Bar seeks government talks over fee restoration following call for reforms
The Bar of Ireland is seeking talks with ministers over fee restoration for barristers after reports that the government would consider increases in exchange for unspecified concessions.
Professional fees paid to barristers practising criminal law on behalf of the State were slashed by amounts ranging from 28.5 to 69 per cent from 2008 to 2011.
Taoiseach Leo Varadkar reportedly told a meeting of Fine Gael’s parliamentary party last week that fee restoration could happen but only in tandem with reforms.
The Department of Public Expenditure, NDP Delivery and Reform subsequently confirmed that fee restoration “could only be considered in the context of securing necessary and substantial reform”.

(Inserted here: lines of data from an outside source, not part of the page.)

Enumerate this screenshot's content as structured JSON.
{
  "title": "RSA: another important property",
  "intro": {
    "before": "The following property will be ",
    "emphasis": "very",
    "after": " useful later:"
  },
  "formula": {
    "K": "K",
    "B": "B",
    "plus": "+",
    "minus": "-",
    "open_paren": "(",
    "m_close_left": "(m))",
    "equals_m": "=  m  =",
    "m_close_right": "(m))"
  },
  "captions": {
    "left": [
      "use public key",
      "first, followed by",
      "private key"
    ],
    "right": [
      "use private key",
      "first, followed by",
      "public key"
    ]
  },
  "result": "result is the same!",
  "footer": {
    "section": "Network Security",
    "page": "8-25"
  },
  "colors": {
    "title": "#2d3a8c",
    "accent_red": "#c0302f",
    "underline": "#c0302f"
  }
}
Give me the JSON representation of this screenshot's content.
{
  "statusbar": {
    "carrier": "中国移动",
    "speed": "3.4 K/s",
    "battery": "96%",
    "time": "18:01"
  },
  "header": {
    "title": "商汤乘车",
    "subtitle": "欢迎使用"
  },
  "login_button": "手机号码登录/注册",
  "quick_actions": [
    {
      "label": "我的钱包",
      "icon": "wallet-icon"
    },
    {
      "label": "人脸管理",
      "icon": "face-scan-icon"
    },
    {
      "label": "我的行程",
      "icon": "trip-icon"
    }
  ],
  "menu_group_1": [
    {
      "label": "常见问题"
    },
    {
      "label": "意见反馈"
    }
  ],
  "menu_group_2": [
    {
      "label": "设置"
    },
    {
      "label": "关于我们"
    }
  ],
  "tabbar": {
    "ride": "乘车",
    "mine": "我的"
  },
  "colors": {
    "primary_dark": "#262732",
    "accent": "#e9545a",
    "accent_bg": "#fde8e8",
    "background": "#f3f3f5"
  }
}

Sara Phelan SC, chair of the Bar Council, has welcomed the government’s willingness to look at the issue but urged ministers to acknowledge the significant reforms and changed work practices which have already been delivered by barristers.
In a statement issued on Friday, Ms Phelan said: “We have today written to An Taoiseach and the Minister for Public Expenditure and Reform to outline once again the additional reforms and changed practices that our members have delivered since 2002 as part of their public service to the criminal justice system.
“These flexibilities and our members’ goodwill has ensured a functioning system to court users and the State agencies, to the Office of the Director of Public Prosecution, and the criminal legal aid scheme. The impact of that being exhausted is now being felt across the criminal justice system.
“We are ready to actively engage with the government to consider any formalisation of those practices in the context of a reversal of the cuts, and an adequate and fair professional fees for our members’ continuing contribution to the criminal justice system.”
Sean Guerin SC, chair of the criminal state bar committee, added: “In circumstance where the Office of the Director of Public Prosecutions, as far back as 2018, already acknowledged the flexibilities provided by our members to improve the administration of criminal justice, it is now vital now that government understands the risk that is being created.
“Our criminal justice system depends on the provision of high-quality advocacy services to both prosecution and defence by the independent referral bar. The failure to ensure fair pay for that important work, and the targeting of the bar as the only participant in the criminal justice system not to secure pay restoration, is a fundamental threat to the integrity of that system.
“We are actively engaging with our members on this, as apart from an issue for victims of crime and the institution of the courts, it is an urgent welfare issue for our members.”